The differentiation policy led by the European Union (EU) distinguishes between the sovereign State of Israel within the 1967 borders and the occupied territories. The BDS Movement calls for what its initials stand for – boycott, sanctions and divestment – to be inflicted upon the whole State of Israel. Although they differ in essence, public discourse in Israel often confuses the two – whether unintentionally, stemming from ignorance, or intentionally because of certain political views. This paper aims to draw a clear distinction between the two policies in order to enable a more nuanced, less impassioned and more conducive dialogue in Israel and with the EU, along with an uncompromising fight against the BDS movement.
The EU’s differentiation policy seeks to maintain trade and cooperation with the State of Israel within its 1967 borders, in adherence to international law and Europe’s consumer protection laws – unlike the BDS movement that seeks to boycott and sanction the entire State of Israel. Recognizing the value of EU-Israel relationship, the EU’s differentiation policy aims to incentivize Israel to resume negotiations with the Palestinians. The BDS movement, on the other hand, sets goals (such as revoking the right of return and abrogating the Law of Return) that if fully achieved would mean Israel’s end as a Jewish state. The differentiation policy includes an element of normative condemnation but not delegitimization of the State of Israel as a whole, as espoused by the BDS movement. Whereas the differentiation policy implements existing international law, the BDS movement aspires to change the international perception of Israel even within its 1967 borders.
Currently, the economic implications of both the differentiation policy and the BDS movement are negligible. However, in the long term, the threat posed by the BDS activities is greater than that of the differentiation policy, since the BDS is not limited to the settlements. The UN recently issued a list of companies operating in the settlements, which could serve in the future to boycott the settlements and damage major companies that play a significant role in Israel’s economy.

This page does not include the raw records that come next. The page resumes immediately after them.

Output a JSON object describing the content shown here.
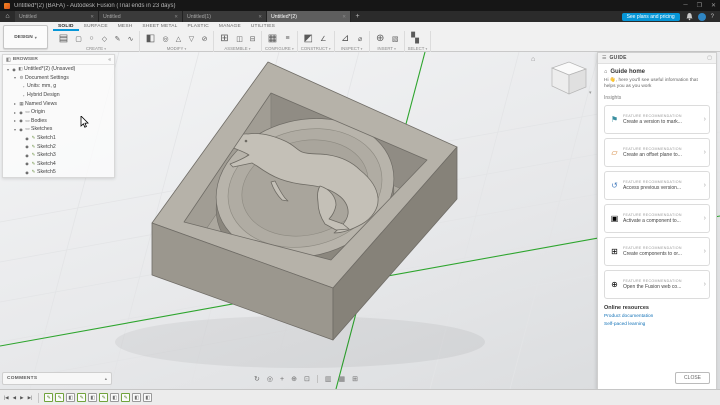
{
  "title_bar": {
    "title": "Untitled*(2) (BAFA) - Autodesk Fusion (Trial ends in 23 days)"
  },
  "tab_strip": {
    "tabs": [
      {
        "label": "Untitled"
      },
      {
        "label": "Untitled"
      },
      {
        "label": "Untitled(1)"
      },
      {
        "label": "Untitled*(2)"
      }
    ],
    "plans_button": "See plans and pricing"
  },
  "toolbar": {
    "workspace": "DESIGN",
    "tabs": [
      {
        "label": "SOLID"
      },
      {
        "label": "SURFACE"
      },
      {
        "label": "MESH"
      },
      {
        "label": "SHEET METAL"
      },
      {
        "label": "PLASTIC"
      },
      {
        "label": "MANAGE"
      },
      {
        "label": "UTILITIES"
      }
    ],
    "groups": [
      {
        "label": "CREATE"
      },
      {
        "label": "MODIFY"
      },
      {
        "label": "ASSEMBLE"
      },
      {
        "label": "CONFIGURE"
      },
      {
        "label": "CONSTRUCT"
      },
      {
        "label": "INSPECT"
      },
      {
        "label": "INSERT"
      },
      {
        "label": "SELECT"
      }
    ]
  },
  "browser": {
    "header": "BROWSER",
    "root_label": "Untitled*(2) (Unsaved)",
    "items": [
      {
        "label": "Document Settings"
      },
      {
        "label": "Units: mm, g"
      },
      {
        "label": "Hybrid Design"
      },
      {
        "label": "Named Views"
      },
      {
        "label": "Origin"
      },
      {
        "label": "Bodies"
      },
      {
        "label": "Sketches"
      },
      {
        "label": "Sketch1"
      },
      {
        "label": "Sketch2"
      },
      {
        "label": "Sketch3"
      },
      {
        "label": "Sketch4"
      },
      {
        "label": "Sketch5"
      }
    ]
  },
  "guide": {
    "header": "GUIDE",
    "home_title": "Guide home",
    "intro": "Hi 👋, here you'll see useful information that helps you as you work",
    "insights_label": "Insights",
    "card_kicker": "FEATURE RECOMMENDATION",
    "cards": [
      {
        "title": "Create a version to mark..."
      },
      {
        "title": "Create an offset plane to..."
      },
      {
        "title": "Access previous version..."
      },
      {
        "title": "Activate a component to..."
      },
      {
        "title": "Create components to or..."
      },
      {
        "title": "Open the Fusion web co..."
      }
    ],
    "online_resources": "Online resources",
    "links": [
      {
        "label": "Product documentation"
      },
      {
        "label": "Self-paced learning"
      }
    ],
    "close_button": "CLOSE"
  },
  "comments": {
    "label": "COMMENTS"
  },
  "timeline": {
    "features": [
      "sketch",
      "sketch",
      "extrude",
      "sketch",
      "extrude",
      "sketch",
      "extrude",
      "sketch",
      "extrude",
      "extrude"
    ]
  },
  "icons": {
    "minimize": "─",
    "maximize": "❐",
    "close": "✕",
    "home": "⌂",
    "plus": "+",
    "help": "?",
    "menu": "☰",
    "dock": "▢",
    "caret_down": "▾",
    "caret_right": "▸",
    "chevron_right": "›",
    "collapse_left": "«",
    "expand_up": "▴",
    "browser_doc": "◧",
    "eye_on": "◉",
    "gear": "⚙",
    "small_item": "▫",
    "camera": "▦",
    "folder": "▭",
    "sketch_node": "✎",
    "version": "⚑",
    "offset_plane": "▱",
    "history": "↺",
    "component": "▣",
    "components": "⊞",
    "web": "⊕",
    "orbit": "↻",
    "look_at": "◎",
    "pan": "+",
    "zoom": "⊕",
    "fit": "⊡",
    "display": "▥",
    "grid": "▦",
    "viewports": "⊞",
    "skip_start": "|◀",
    "step_back": "◀",
    "play": "▶",
    "skip_end": "▶|",
    "sketch_feature": "✎",
    "extrude_feature": "◧"
  },
  "colors": {
    "accent_blue": "#0696d7",
    "axis_green": "#2ea52e",
    "model_top": "#b6b2a9",
    "model_side": "#9b978e"
  }
}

The EU does not see any connection between its differentiation policy and the BDS movement, to which some European states oppose.